## Task directions
Provide only the number of lines below that contain the word "this".

## Listed records
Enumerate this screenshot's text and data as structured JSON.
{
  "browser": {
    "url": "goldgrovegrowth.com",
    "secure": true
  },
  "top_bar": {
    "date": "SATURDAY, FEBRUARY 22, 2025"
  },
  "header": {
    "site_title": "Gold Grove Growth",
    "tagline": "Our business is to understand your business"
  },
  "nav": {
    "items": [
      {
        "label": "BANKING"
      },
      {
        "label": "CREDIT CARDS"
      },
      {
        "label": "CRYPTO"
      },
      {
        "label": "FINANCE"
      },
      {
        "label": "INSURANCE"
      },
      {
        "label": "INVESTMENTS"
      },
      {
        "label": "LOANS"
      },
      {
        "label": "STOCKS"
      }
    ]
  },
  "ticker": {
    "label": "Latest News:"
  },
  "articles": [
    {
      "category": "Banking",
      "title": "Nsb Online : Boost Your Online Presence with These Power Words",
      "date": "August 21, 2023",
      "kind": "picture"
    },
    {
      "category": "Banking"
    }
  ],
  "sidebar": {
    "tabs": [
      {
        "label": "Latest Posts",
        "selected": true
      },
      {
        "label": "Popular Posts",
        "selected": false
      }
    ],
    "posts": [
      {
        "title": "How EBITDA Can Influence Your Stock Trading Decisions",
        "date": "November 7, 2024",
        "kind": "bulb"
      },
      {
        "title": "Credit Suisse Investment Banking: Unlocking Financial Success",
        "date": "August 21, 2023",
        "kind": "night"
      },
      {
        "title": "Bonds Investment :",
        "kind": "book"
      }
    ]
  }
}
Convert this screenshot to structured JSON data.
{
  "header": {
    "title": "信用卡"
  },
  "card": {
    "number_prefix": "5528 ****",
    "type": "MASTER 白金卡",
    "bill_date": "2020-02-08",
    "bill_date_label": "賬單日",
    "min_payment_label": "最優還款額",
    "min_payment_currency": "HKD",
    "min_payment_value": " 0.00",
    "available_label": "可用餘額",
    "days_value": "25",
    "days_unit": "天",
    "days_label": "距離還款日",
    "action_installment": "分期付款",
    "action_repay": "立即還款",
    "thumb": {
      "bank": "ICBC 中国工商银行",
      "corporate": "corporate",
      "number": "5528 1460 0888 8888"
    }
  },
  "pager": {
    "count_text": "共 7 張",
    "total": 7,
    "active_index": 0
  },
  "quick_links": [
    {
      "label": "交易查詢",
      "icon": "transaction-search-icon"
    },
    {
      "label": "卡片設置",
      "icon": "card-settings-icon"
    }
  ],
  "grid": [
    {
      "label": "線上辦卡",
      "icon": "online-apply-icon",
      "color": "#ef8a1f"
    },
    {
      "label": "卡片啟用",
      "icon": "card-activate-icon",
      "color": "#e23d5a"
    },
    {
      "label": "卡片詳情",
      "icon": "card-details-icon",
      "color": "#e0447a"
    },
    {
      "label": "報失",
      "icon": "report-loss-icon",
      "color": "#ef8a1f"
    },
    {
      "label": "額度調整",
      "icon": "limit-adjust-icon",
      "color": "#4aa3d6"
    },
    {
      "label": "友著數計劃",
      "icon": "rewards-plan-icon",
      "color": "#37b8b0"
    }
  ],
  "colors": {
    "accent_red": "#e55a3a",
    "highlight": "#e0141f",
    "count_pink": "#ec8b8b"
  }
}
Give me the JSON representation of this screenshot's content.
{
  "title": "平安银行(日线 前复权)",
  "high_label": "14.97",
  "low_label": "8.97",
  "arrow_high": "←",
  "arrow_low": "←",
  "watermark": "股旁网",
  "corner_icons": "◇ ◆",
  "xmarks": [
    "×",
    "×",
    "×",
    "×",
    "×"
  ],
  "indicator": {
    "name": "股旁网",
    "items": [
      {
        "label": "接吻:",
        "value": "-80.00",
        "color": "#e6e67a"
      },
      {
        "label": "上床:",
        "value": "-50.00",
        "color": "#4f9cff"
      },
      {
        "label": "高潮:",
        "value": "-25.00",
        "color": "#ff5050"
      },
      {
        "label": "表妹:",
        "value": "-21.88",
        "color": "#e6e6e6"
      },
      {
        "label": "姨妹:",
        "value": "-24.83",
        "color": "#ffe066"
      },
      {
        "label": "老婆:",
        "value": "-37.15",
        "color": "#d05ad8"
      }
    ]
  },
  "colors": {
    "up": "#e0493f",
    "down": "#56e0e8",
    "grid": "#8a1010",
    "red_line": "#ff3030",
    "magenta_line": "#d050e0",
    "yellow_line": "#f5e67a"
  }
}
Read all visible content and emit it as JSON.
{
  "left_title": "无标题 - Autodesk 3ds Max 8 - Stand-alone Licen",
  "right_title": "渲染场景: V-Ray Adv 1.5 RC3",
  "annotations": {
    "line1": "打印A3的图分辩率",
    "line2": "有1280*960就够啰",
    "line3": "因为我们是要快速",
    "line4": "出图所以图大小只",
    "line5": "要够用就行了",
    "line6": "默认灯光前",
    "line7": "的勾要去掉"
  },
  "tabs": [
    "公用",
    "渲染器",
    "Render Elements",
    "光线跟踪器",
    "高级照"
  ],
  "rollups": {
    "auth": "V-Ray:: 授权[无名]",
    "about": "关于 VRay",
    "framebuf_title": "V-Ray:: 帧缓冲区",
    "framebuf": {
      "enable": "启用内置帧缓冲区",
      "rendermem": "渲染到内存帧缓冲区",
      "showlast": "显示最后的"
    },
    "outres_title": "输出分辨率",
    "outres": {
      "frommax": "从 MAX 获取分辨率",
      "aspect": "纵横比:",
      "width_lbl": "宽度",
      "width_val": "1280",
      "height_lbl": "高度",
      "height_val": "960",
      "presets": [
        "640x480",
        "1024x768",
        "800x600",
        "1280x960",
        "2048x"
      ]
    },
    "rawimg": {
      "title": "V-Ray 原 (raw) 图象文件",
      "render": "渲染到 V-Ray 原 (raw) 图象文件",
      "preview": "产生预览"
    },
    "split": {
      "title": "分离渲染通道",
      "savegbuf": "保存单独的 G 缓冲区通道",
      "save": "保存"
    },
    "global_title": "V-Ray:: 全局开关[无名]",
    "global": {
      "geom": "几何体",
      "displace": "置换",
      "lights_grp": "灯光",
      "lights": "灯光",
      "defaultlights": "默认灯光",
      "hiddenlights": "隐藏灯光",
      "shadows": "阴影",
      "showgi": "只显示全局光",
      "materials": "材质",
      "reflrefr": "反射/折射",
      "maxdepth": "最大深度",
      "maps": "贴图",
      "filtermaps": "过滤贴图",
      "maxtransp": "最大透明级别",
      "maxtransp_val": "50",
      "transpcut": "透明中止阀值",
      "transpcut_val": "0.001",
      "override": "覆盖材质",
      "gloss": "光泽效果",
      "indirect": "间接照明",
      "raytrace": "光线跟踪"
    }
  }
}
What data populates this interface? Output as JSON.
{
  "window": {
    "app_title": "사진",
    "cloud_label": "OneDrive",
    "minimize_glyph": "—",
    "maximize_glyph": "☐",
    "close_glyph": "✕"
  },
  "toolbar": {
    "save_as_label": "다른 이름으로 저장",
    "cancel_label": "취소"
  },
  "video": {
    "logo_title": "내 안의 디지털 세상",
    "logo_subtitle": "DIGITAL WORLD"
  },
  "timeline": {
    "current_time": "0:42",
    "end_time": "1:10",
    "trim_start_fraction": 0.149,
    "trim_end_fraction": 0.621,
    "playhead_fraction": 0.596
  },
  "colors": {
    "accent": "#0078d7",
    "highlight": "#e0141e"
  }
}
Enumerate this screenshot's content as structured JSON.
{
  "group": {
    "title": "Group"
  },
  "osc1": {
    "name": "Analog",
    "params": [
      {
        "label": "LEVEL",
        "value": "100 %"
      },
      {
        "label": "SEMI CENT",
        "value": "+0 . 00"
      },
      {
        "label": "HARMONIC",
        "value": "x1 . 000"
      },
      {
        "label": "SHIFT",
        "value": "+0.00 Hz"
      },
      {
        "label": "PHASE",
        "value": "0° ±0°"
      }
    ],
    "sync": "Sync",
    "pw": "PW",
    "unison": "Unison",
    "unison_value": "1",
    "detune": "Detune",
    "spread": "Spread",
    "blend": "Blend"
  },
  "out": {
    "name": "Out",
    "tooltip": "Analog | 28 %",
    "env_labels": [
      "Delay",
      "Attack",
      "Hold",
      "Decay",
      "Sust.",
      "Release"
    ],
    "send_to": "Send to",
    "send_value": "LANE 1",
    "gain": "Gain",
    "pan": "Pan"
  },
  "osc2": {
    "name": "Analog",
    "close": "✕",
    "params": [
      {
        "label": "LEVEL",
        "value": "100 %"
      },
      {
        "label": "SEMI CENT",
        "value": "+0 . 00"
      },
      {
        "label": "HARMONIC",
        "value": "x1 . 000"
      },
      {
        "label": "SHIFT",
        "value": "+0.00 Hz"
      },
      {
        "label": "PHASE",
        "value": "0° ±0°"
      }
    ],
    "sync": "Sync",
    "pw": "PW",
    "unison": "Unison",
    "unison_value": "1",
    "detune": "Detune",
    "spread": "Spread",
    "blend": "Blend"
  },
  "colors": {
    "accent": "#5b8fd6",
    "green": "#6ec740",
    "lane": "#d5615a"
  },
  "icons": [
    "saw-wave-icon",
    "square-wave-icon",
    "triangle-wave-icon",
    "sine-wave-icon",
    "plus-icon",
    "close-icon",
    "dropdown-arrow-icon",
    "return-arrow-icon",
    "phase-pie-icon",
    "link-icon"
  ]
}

## Exercise response
5